Flesh and Bone
Though the majority of cinema's portrayal of people who live anywhere near the Mason-Dixon Line depict substandard intelligence and/or Tennessee Williams affectations, there's at least one Good Ol' Boy making movies in Hollywood namely, writer/director Steven Kloves. Kloves began his career with the screenplay for Racing the Moon (1984) and went on to write and direct The Fabulous Baker Boys (1989) which remains Michelle Pfieffer's best starring vehicle. He now serves as the in-house screenwriter for the Harry Potter series and picked up an Academy Award nomination for his script to Curtis Hanson's Wonder Boys (2000). The missing link in this filmography is a 1993 look at the south, Flesh and Bone. Obivously talented, one would like to see Kloves make a great (and less clichéd) movie about the south, or see a beautiful heartfelt effort that got lost in the box-office frenzy but this isn't it. Dennis Quaid stars as Arlis Sweeney, a middle-aged novelty machine vendor who finds it hard to emotionally connect with anyone because he got a family killed as a child playing con artist with his dad. Unintentionally saddled with the good spirited Kay Davies (Meg Ryan), who's running away from her abusive husband, the two drift together as he goes about his routine. Shortly after their first coital experience, Arlis's Dad (James Caan) shows up with his new protégé (Gwyneth Paltrow) to get buckshots pulled out of his back, but the more time Caan spends with Kay, the more he realizes that she played a role in their past leading to a showdown between father and son.
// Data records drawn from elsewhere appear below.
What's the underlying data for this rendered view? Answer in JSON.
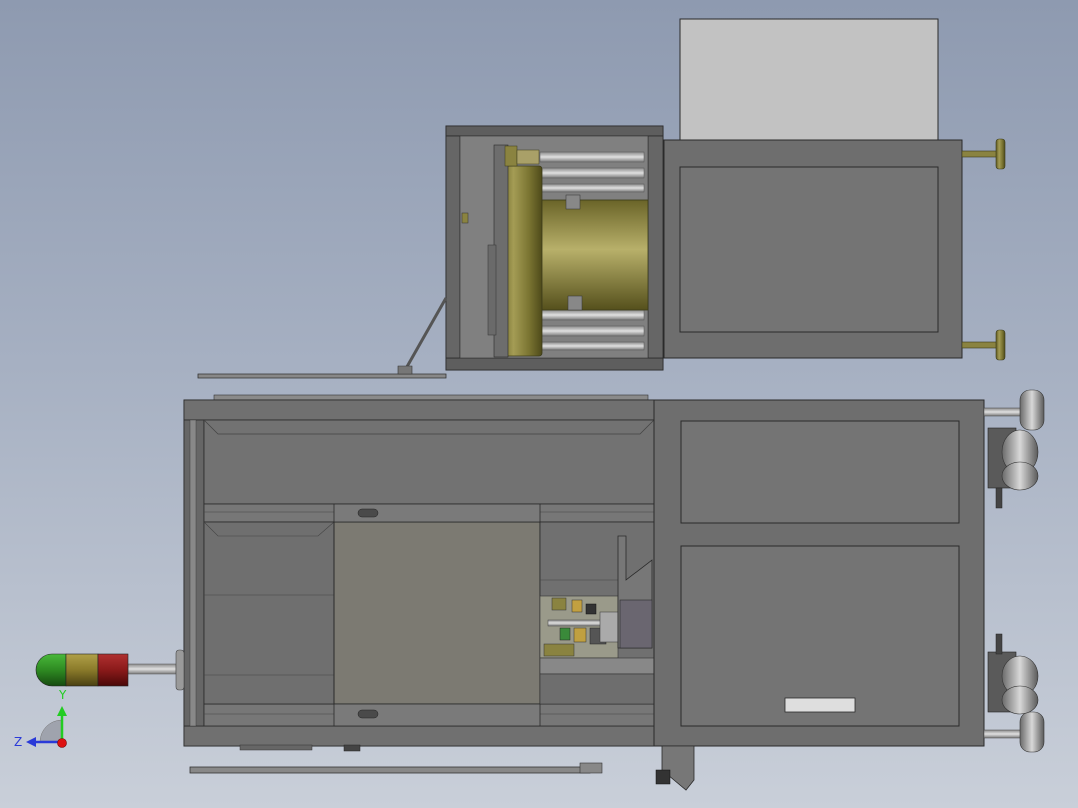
{
  "view": {
    "background_top": "#8e9ab0",
    "background_bottom": "#c9cfd9"
  },
  "model": {
    "body_color": "#6e6e6e",
    "panel_color": "#747474",
    "frame_color": "#5a5a5a",
    "edge_color": "#2a2a2a",
    "brass_color": "#8a8340",
    "cover_color": "#c2c2c2"
  },
  "signal_tower": {
    "segments": [
      {
        "color": "#2e8a22"
      },
      {
        "color": "#8a7a2a"
      },
      {
        "color": "#8a1a1a"
      }
    ]
  },
  "triad": {
    "y_label": "Y",
    "z_label": "Z",
    "y_color": "#22cc22",
    "z_color": "#2a3ad8",
    "x_color": "#dd1111"
  }
}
Basically, Flesh and Bone is about how much Arlis hates his dad, but the story is told with such languid rhythms that it takes an awfully long time to get anywhere, and it doesn't tap into any sensible Freudian angst. It makes you miss the flash and trash of other Southern elegies, especially since Ryan (who must have been thinking she should stretch her acting muscles) is woefully miscast. Buried in this mess are two solid performances: Quaid is at his best with this surprisingly quiet turn, but the real find here is Paltrow, who broke out through this role (not too hard, considering her character is the most flashy) playing a solipsistic con artist. She literally steals every scene she's in. Paramount's DVD presents the film in anamorphic widescreen (1.85:1) and in both Dolby Digital 5.1 and Dolby 2.0 Surround. No extras, keep-case.